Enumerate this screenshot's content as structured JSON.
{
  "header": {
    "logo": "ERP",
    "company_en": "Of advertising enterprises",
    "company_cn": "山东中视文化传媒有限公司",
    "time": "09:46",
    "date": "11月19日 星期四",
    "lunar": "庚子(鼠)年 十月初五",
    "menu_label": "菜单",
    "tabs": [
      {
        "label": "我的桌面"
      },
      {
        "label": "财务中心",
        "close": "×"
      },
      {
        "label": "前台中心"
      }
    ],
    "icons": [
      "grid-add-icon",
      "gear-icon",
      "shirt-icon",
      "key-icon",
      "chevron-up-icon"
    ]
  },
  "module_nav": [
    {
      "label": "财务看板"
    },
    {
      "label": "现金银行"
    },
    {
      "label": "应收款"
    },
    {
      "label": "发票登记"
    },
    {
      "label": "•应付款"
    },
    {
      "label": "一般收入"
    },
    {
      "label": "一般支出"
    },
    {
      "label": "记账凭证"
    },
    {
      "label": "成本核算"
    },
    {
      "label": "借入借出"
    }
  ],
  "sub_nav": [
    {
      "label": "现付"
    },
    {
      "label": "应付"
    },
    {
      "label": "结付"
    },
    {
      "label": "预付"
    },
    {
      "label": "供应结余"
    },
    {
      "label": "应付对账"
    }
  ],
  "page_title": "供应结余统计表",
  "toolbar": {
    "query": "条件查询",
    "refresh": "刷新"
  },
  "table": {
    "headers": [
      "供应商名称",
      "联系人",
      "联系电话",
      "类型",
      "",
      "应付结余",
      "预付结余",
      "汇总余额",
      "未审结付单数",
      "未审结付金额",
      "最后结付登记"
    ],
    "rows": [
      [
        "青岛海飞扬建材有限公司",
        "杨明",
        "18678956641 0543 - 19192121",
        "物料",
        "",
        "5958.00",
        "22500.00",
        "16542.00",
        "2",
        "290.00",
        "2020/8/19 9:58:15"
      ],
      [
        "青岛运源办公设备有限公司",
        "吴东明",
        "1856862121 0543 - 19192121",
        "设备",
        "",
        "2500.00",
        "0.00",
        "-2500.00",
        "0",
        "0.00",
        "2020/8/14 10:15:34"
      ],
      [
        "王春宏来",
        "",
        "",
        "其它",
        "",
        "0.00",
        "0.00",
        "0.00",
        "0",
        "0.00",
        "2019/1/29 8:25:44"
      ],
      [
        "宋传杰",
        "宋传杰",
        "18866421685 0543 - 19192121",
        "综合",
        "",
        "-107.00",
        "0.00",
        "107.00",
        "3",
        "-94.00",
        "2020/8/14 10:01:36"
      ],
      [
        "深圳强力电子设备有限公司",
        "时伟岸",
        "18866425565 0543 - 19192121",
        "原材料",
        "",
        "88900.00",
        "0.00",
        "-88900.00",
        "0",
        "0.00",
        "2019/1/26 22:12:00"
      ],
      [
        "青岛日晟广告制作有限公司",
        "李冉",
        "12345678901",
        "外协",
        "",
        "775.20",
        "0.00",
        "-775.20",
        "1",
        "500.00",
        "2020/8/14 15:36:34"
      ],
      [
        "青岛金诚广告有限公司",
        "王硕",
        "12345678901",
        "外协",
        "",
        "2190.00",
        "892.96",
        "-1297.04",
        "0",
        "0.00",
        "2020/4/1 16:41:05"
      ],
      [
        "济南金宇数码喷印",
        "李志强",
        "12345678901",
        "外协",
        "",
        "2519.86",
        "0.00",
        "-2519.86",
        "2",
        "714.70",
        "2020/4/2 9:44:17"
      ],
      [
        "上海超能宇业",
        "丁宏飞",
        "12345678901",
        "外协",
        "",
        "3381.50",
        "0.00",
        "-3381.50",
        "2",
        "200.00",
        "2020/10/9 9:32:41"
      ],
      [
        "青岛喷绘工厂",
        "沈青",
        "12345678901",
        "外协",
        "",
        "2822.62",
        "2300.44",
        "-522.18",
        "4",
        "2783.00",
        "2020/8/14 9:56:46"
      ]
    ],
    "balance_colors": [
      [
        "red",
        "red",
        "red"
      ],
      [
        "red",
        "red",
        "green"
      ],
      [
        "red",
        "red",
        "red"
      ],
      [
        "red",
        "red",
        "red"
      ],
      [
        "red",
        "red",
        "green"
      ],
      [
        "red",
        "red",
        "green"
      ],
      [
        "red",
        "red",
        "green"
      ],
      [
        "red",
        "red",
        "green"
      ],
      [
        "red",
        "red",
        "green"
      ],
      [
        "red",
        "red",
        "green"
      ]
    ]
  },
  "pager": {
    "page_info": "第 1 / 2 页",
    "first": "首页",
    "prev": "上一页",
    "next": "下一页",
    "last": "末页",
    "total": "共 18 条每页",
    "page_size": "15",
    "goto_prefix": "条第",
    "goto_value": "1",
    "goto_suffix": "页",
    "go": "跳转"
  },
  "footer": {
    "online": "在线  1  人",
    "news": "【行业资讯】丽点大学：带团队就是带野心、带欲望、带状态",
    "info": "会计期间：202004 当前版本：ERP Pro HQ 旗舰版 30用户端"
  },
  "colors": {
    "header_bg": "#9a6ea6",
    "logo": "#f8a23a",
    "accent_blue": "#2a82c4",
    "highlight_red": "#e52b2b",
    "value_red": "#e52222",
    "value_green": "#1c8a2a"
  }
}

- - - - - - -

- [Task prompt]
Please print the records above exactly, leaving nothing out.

- [Completed exercise]
Enumerate this screenshot's content as structured JSON.
{
  "header": {
    "logo": "ERP",
    "company_en": "Of advertising enterprises",
    "company_cn": "山东中视文化传媒有限公司",
    "time": "09:46",
    "date": "11月19日 星期四",
    "lunar": "庚子(鼠)年 十月初五",
    "menu_label": "菜单",
    "tabs": [
      {
        "label": "我的桌面"
      },
      {
        "label": "财务中心",
        "close": "×"
      },
      {
        "label": "前台中心"
      }
    ],
    "icons": [
      "grid-add-icon",
      "gear-icon",
      "shirt-icon",
      "key-icon",
      "chevron-up-icon"
    ]
  },
  "module_nav": [
    {
      "label": "财务看板"
    },
    {
      "label": "现金银行"
    },
    {
      "label": "应收款"
    },
    {
      "label": "发票登记"
    },
    {
      "label": "•应付款"
    },
    {
      "label": "一般收入"
    },
    {
      "label": "一般支出"
    },
    {
      "label": "记账凭证"
    },
    {
      "label": "成本核算"
    },
    {
      "label": "借入借出"
    }
  ],
  "sub_nav": [
    {
      "label": "现付"
    },
    {
      "label": "应付"
    },
    {
      "label": "结付"
    },
    {
      "label": "预付"
    },
    {
      "label": "供应结余"
    },
    {
      "label": "应付对账"
    }
  ],
  "page_title": "供应结余统计表",
  "toolbar": {
    "query": "条件查询",
    "refresh": "刷新"
  },
  "table": {
    "headers": [
      "供应商名称",
      "联系人",
      "联系电话",
      "类型",
      "",
      "应付结余",
      "预付结余",
      "汇总余额",
      "未审结付单数",
      "未审结付金额",
      "最后结付登记"
    ],
    "rows": [
      [
        "青岛海飞扬建材有限公司",
        "杨明",
        "18678956641 0543 - 19192121",
        "物料",
        "",
        "5958.00",
        "22500.00",
        "16542.00",
        "2",
        "290.00",
        "2020/8/19 9:58:15"
      ],
      [
        "青岛运源办公设备有限公司",
        "吴东明",
        "1856862121 0543 - 19192121",
        "设备",
        "",
        "2500.00",
        "0.00",
        "-2500.00",
        "0",
        "0.00",
        "2020/8/14 10:15:34"
      ],
      [
        "王春宏来",
        "",
        "",
        "其它",
        "",
        "0.00",
        "0.00",
        "0.00",
        "0",
        "0.00",
        "2019/1/29 8:25:44"
      ],
      [
        "宋传杰",
        "宋传杰",
        "18866421685 0543 - 19192121",
        "综合",
        "",
        "-107.00",
        "0.00",
        "107.00",
        "3",
        "-94.00",
        "2020/8/14 10:01:36"
      ],
      [
        "深圳强力电子设备有限公司",
        "时伟岸",
        "18866425565 0543 - 19192121",
        "原材料",
        "",
        "88900.00",
        "0.00",
        "-88900.00",
        "0",
        "0.00",
        "2019/1/26 22:12:00"
      ],
      [
        "青岛日晟广告制作有限公司",
        "李冉",
        "12345678901",
        "外协",
        "",
        "775.20",
        "0.00",
        "-775.20",
        "1",
        "500.00",
        "2020/8/14 15:36:34"
      ],
      [
        "青岛金诚广告有限公司",
        "王硕",
        "12345678901",
        "外协",
        "",
        "2190.00",
        "892.96",
        "-1297.04",
        "0",
        "0.00",
        "2020/4/1 16:41:05"
      ],
      [
        "济南金宇数码喷印",
        "李志强",
        "12345678901",
        "外协",
        "",
        "2519.86",
        "0.00",
        "-2519.86",
        "2",
        "714.70",
        "2020/4/2 9:44:17"
      ],
      [
        "上海超能宇业",
        "丁宏飞",
        "12345678901",
        "外协",
        "",
        "3381.50",
        "0.00",
        "-3381.50",
        "2",
        "200.00",
        "2020/10/9 9:32:41"
      ],
      [
        "青岛喷绘工厂",
        "沈青",
        "12345678901",
        "外协",
        "",
        "2822.62",
        "2300.44",
        "-522.18",
        "4",
        "2783.00",
        "2020/8/14 9:56:46"
      ]
    ],
    "balance_colors": [
      [
        "red",
        "red",
        "red"
      ],
      [
        "red",
        "red",
        "green"
      ],
      [
        "red",
        "red",
        "red"
      ],
      [
        "red",
        "red",
        "red"
      ],
      [
        "red",
        "red",
        "green"
      ],
      [
        "red",
        "red",
        "green"
      ],
      [
        "red",
        "red",
        "green"
      ],
      [
        "red",
        "red",
        "green"
      ],
      [
        "red",
        "red",
        "green"
      ],
      [
        "red",
        "red",
        "green"
      ]
    ]
  },
  "pager": {
    "page_info": "第 1 / 2 页",
    "first": "首页",
    "prev": "上一页",
    "next": "下一页",
    "last": "末页",
    "total": "共 18 条每页",
    "page_size": "15",
    "goto_prefix": "条第",
    "goto_value": "1",
    "goto_suffix": "页",
    "go": "跳转"
  },
  "footer": {
    "online": "在线  1  人",
    "news": "【行业资讯】丽点大学：带团队就是带野心、带欲望、带状态",
    "info": "会计期间：202004 当前版本：ERP Pro HQ 旗舰版 30用户端"
  },
  "colors": {
    "header_bg": "#9a6ea6",
    "logo": "#f8a23a",
    "accent_blue": "#2a82c4",
    "highlight_red": "#e52b2b",
    "value_red": "#e52222",
    "value_green": "#1c8a2a"
  }
}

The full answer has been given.